In March 2007, I went to the pinnacle of all college basketball competitions, the NCAA Final Four in Atlanta to watch my alma mater, Georgetown, play. This was a big deal for Georgetown students and alumni, as the school had not gone to the Final Four for over 20 years, not since Patrick Ewing bumped his head on the doorways of campus. For me, the plans came together very last minute when Georgetown managed to squeeze past the quarterfinal round. To avoid the expensive New York City to Atlanta airplane tickets, I flew down to Raleigh-Durham airport where my Chinese-American freshman year roommate, Jason, was living, and we road-tripped the six hours down to Atlanta from North Carolina. Besides saving on airfare, I like road-tripping, and it was a good time for us to catch up on each others’ lives.


The Hoyas lost, and we started on the long return trip to Durham. However, we were entertained by an episode that occurred along the way. We stopped for dinner at a Waffle House restaurant in a little hick town in South Carolina. Full disclosure: I honestly have nothing against hicks, or for that matter South Carolina, having spent many formative years in culturally similar Indiana, Missouri, and Ohio. In fact, I feel right at home amongst rural people, even though I’ve lived in New York City for the last six years.

This particular Waffle House was a capsule of much of Southern America today: blacks and whites self-segregated, not because a sign told them to sit separately, but because they wanted to. Several black tables on the left, and several white tables on the right, and a group of pimply white staff horsing around at the front counter because it wasn’t too busy. Viewing a “China-man” and an “Injun” roll into the place was easily an event for them all. Everyone eyed us, not a single one of them looked to me a lick above dirt-poor, sitting down to massive, greasy meals of waffles, eggs, bacon, sausage, and grits for somewhere between $3 and $5. Of course, we had to stop by to be a part of this wonderful southern experience.

The food was cheap, satisfyingly greasy and tasty. At the end of the meal, our middle-aged waitress came to the table to give us our check. And then it happened.

She said, “Um, there’s something I want to say to you, but I probably shouldn’t.”

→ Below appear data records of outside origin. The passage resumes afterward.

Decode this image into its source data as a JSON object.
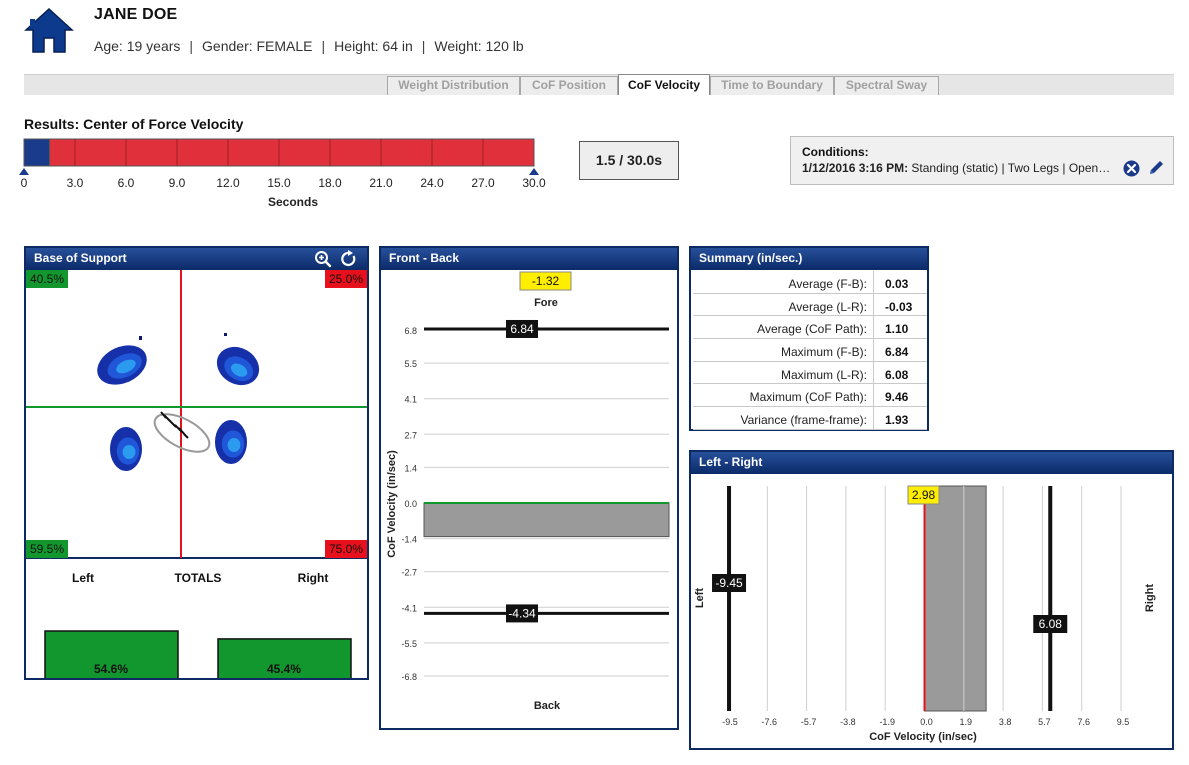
{
  "header": {
    "name": "JANE DOE",
    "age": "Age: 19 years",
    "gender": "Gender: FEMALE",
    "height": "Height: 64 in",
    "weight": "Weight: 120 lb",
    "separator": "|"
  },
  "tabs": [
    {
      "label": "Weight Distribution",
      "active": false
    },
    {
      "label": "CoF Position",
      "active": false
    },
    {
      "label": "CoF Velocity",
      "active": true
    },
    {
      "label": "Time to Boundary",
      "active": false
    },
    {
      "label": "Spectral Sway",
      "active": false
    }
  ],
  "timeline": {
    "title": "Results: Center of Force Velocity",
    "ticks": [
      "0",
      "3.0",
      "6.0",
      "9.0",
      "12.0",
      "15.0",
      "18.0",
      "21.0",
      "24.0",
      "27.0",
      "30.0"
    ],
    "axis_label": "Seconds",
    "current_time": 1.5,
    "total_time": 30.0,
    "time_display": "1.5 / 30.0s",
    "colors": {
      "played": "#1a3a8a",
      "remaining": "#e0303c"
    }
  },
  "conditions": {
    "title": "Conditions:",
    "date": "1/12/2016 3:16 PM:",
    "description": "Standing (static) | Two Legs | Open…",
    "clear_icon": "clear-circle-icon",
    "edit_icon": "pencil-icon"
  },
  "base_of_support": {
    "title": "Base of Support",
    "zoom_icon": "zoom-in-icon",
    "reset_icon": "rotate-icon",
    "quadrants": {
      "top_left": "40.5%",
      "top_right": "25.0%",
      "bottom_left": "59.5%",
      "bottom_right": "75.0%"
    },
    "totals": {
      "left_label": "Left",
      "center_label": "TOTALS",
      "right_label": "Right",
      "left_value": "54.6%",
      "right_value": "45.4%"
    },
    "colors": {
      "green": "#12962e",
      "red": "#e8101c",
      "blue": "#1c3aa8"
    }
  },
  "front_back": {
    "title": "Front - Back",
    "top_badge": "-1.32",
    "top_label": "Fore",
    "bottom_label": "Back",
    "y_axis_label": "CoF Velocity (in/sec)",
    "y_ticks": [
      "6.8",
      "5.5",
      "4.1",
      "2.7",
      "1.4",
      "0.0",
      "-1.4",
      "-2.7",
      "-4.1",
      "-5.5",
      "-6.8"
    ],
    "max_value": 6.84,
    "min_value": -4.34,
    "max_label": "6.84",
    "min_label": "-4.34",
    "current_value": -1.32
  },
  "summary": {
    "title": "Summary (in/sec.)",
    "rows": [
      {
        "label": "Average (F-B):",
        "value": "0.03"
      },
      {
        "label": "Average (L-R):",
        "value": "-0.03"
      },
      {
        "label": "Average (CoF Path):",
        "value": "1.10"
      },
      {
        "label": "Maximum (F-B):",
        "value": "6.84"
      },
      {
        "label": "Maximum (L-R):",
        "value": "6.08"
      },
      {
        "label": "Maximum (CoF Path):",
        "value": "9.46"
      },
      {
        "label": "Variance (frame-frame):",
        "value": "1.93"
      }
    ]
  },
  "left_right": {
    "title": "Left - Right",
    "left_label": "Left",
    "right_label": "Right",
    "x_axis_label": "CoF Velocity (in/sec)",
    "x_ticks": [
      "-9.5",
      "-7.6",
      "-5.7",
      "-3.8",
      "-1.9",
      "0.0",
      "1.9",
      "3.8",
      "5.7",
      "7.6",
      "9.5"
    ],
    "min_value": -9.45,
    "max_value": 6.08,
    "min_label": "-9.45",
    "max_label": "6.08",
    "current_value": 2.98,
    "current_label": "2.98"
  }
}
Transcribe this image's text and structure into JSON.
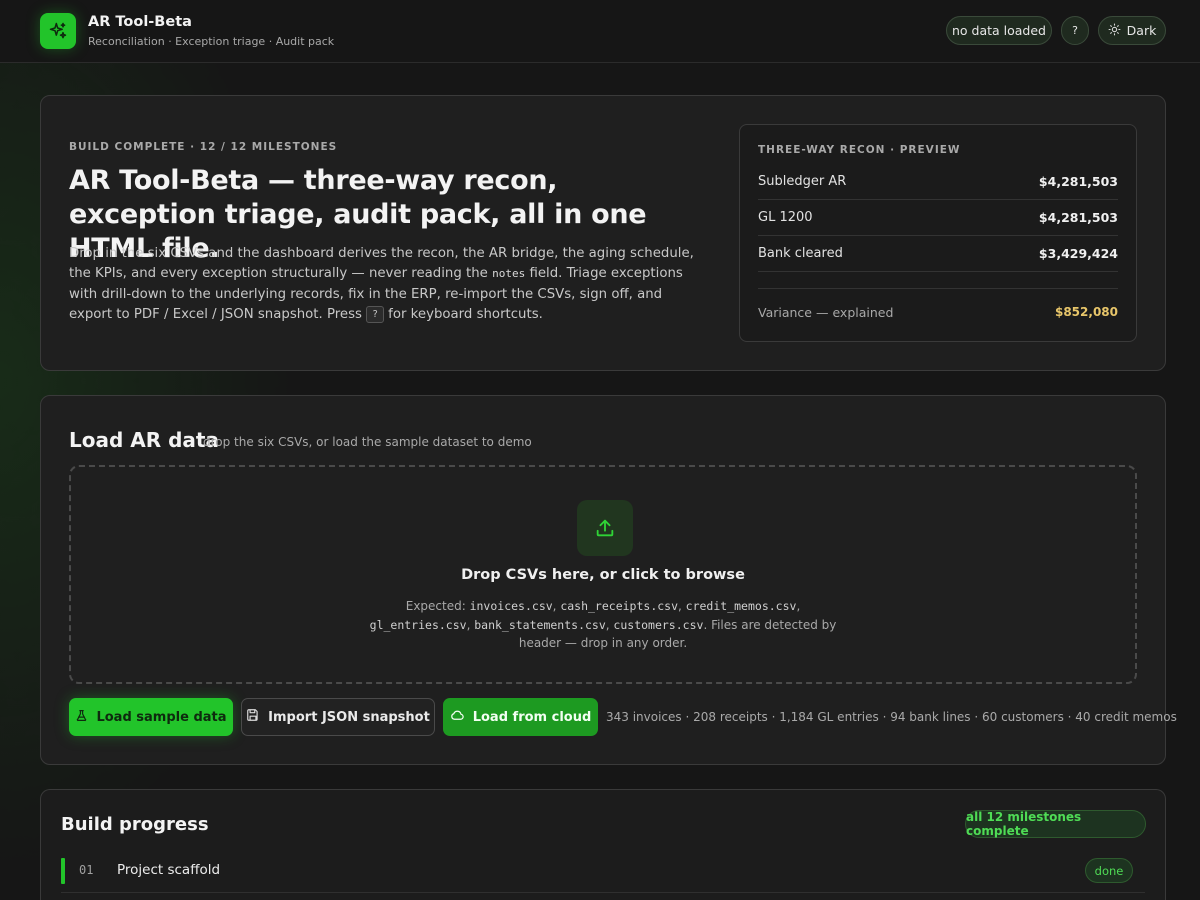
{
  "header": {
    "app_title": "AR Tool-Beta",
    "app_subtitle": "Reconciliation · Exception triage · Audit pack",
    "status_pill": "no data loaded",
    "help_label": "?",
    "theme_label": "Dark",
    "accent_color": "#22c42a"
  },
  "hero": {
    "eyebrow": "BUILD COMPLETE · 12 / 12 MILESTONES",
    "title": "AR Tool-Beta — three-way recon, exception triage, audit pack, all in one HTML file.",
    "desc_1": "Drop in the six CSVs and the dashboard derives the recon, the AR bridge, the aging schedule, the KPIs, and every exception structurally — never reading the ",
    "desc_code": "notes",
    "desc_2": " field. Triage exceptions with drill-down to the underlying records, fix in the ERP, re-import the CSVs, sign off, and export to PDF / Excel / JSON snapshot. Press ",
    "desc_kbd": "?",
    "desc_3": " for keyboard shortcuts."
  },
  "recon_preview": {
    "title": "THREE-WAY RECON · PREVIEW",
    "rows": [
      {
        "label": "Subledger AR",
        "value": "$4,281,503"
      },
      {
        "label": "GL 1200",
        "value": "$4,281,503"
      },
      {
        "label": "Bank cleared",
        "value": "$3,429,424"
      }
    ],
    "variance_label": "Variance — explained",
    "variance_value": "$852,080"
  },
  "load": {
    "title": "Load AR data",
    "subtitle": "drop the six CSVs, or load the sample dataset to demo",
    "drop_title": "Drop CSVs here, or click to browse",
    "expected_prefix": "Expected: ",
    "files": [
      "invoices.csv",
      "cash_receipts.csv",
      "credit_memos.csv",
      "gl_entries.csv",
      "bank_statements.csv",
      "customers.csv"
    ],
    "expected_suffix": ". Files are detected by header — drop in any order.",
    "btn_sample": "Load sample data",
    "btn_json": "Import JSON snapshot",
    "btn_cloud": "Load from cloud",
    "counts": "343 invoices · 208 receipts · 1,184 GL entries · 94 bank lines · 60 customers · 40 credit memos"
  },
  "build": {
    "title": "Build progress",
    "badge": "all 12 milestones complete",
    "milestones": [
      {
        "num": "01",
        "label": "Project scaffold",
        "status": "done"
      }
    ]
  }
}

Of course, at that point we wanted to hear it because the suspense was irresistible, even if she was about to say something tragic in a horror flick kind of way: “Come with me to the back, sir, I’ll show you where we make our sausages, and the walk-in freezer where we store them.”

We nodded, and she said, “You know we gave you names when you walked in.”

“What?” we asked, looking at each other nervously, hoping she wouldn’t say Dead and Deader.

“Harold and Kumar.” She started giggling.

I breathed a sigh of relief, at least on the inside while keeping up my brave facade on the outside. We ignored the racial stereotype in calling a random Indian guy and a random Chinese guy in their 20s the names of famous movie characters; there wasn’t even a thought of racism in her head—she was genuinely psyched. This wasn’t New York or San Francisco, where it would be common to see an Indian and an Asian chilling at a diner.

“So you’ve seen it?” I asked, glad to make conversation about a highly entertaining movie with an Indian lead, Harold & Kumar Go to White Castle, instead of inspecting the inside of a blood-covered walk-in freezer. Having brushed against both the real-life Harold and Kumar in New York, actors Kal Penn at a hookah bar (the night after I saw the movie in 2004) and John Cho (another night at a Korean film party), and having fancied ourselves as H & K during several adventures over a ten-year span, Jason and I connected to the film on several levels.
“Of course,” she smiled. “Many times.”

On the way out we passed by the cook, who himself seemed to be straight out of a movie: intense Southern accent, nasty apron, barrel chest, large hairy arms, wrinkled weather-beaten face. A real life version of the military cook from the comic strip Beetle Bailey. “It’s Harold and Kumar!” said the waitress when we passed by, to repeat the theme of the evening. “He and I were talking about you!”

The cook boomed a sincere and happy laugh: “Thayt’s rayt, Hayrold en Kyooomar!” It was all in good fun, all in good nature, and in a strange way Jason and I were connected to these two as fans of a film, even if we were worlds apart. I knew that they would be memorable to us for a lifetime, as we would be to them, if only because Jason was one of the 1.5 billion Chinese people out there, and I was one of the 1.5 billion Indians in the world, and they were two unremarkable Americans you would find a dime a dozen in Anytown, USA who just weren’t exposed to Asian people very often. That night we were special, dammit!

In a rare moment of near-inspiration, I said, “Harold and Kumar go to Waffle House.” Everyone laughed.

Mahanth Joishy is an official of the New York City Parks Department. Jason works in brand management in Pittsburg and is engaged to—you guessed it—a Bengali girl.